To the surprise of many, the much vaunted authoritarian "Asian Value" model of development took a nose dive in 1998 wrecking the so-called "economic miracle" from East to Southeast Asia, sending stock exchanges and currencies into disarray, sinking the new middle classes, and drastically raising unemployment and poverty levels. While the debate over the globalizing effects of currency movements raged on, no longer could the debilitating mix of military-led dictatorship, one party dominant authoritarianism, and the region's signature crony capitalism style of business be shielded from the rising wrath of new emergent forces, especially around the slogan of reformasi.
Nowhere has the challenge to military-led dictatorship been as stormy, and nowhere have the stakes been so high as in the sprawling tropical archipelagaic nation, Indonesia, also the world's fourth most populous country. Just as the dramatic resignation of Indonesian president General Suharto, in May 1998 signaled the climax of a nation-wide "people's answer" movement, so the peoples of East Timor, the former Portuguese colony brutally annexed in 1975, upped the ante in their own struggle for self-determination seizing up the slogan "no democracy in Indonesia without freedom in East Timor."
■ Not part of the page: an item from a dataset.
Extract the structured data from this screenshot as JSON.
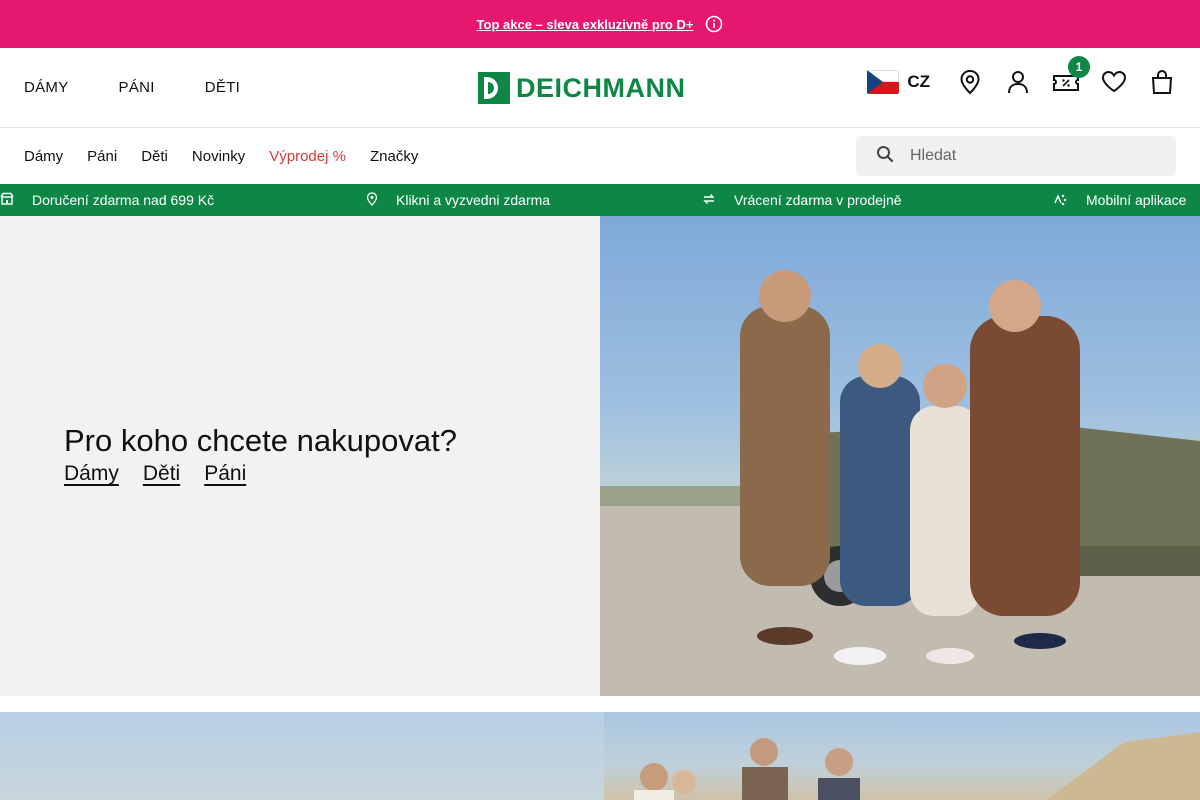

So, in taking the "Malay world" or the world of the Malay speaking countries of Indonesia, Malay, and Brunei Darussalam as paradigmatic of debates of democracy versus authoritarianism in the postcolonial world, this book also adumbrates upon the East Timor case as emblematic of the universal question of social justice and human rights which engage all human beings. Complex fractured societies at the juncture of three imperialisms, Dutch, British, and Portuguese, the major ecological, political and economic crises of the late twentieth century reminds us that the boundaries of colonialism and the writ of dictators are nowhere immutable when it comes to questions of freedom, autonomy, and self-determination.
ABOUT THE AUTHOR
GEOFFREY C. GUNN is professor of International Relations, Faculty of Economics, Nagasaki University, Japan. He has traveled widely in the "Malay World" and has worked in universities and in other roles in Singapore, Indonesia, Brunei Darussalum and East Timor. Among other works, Professor Gunn has authored, East Timor and the United Nations: The Case for Intervention (Red Sea Press), Language, Power, and Ideology in Brunei Darussalam (Ohio University Press) and Timor Lorosae: 500 Years (Livros do Oriente).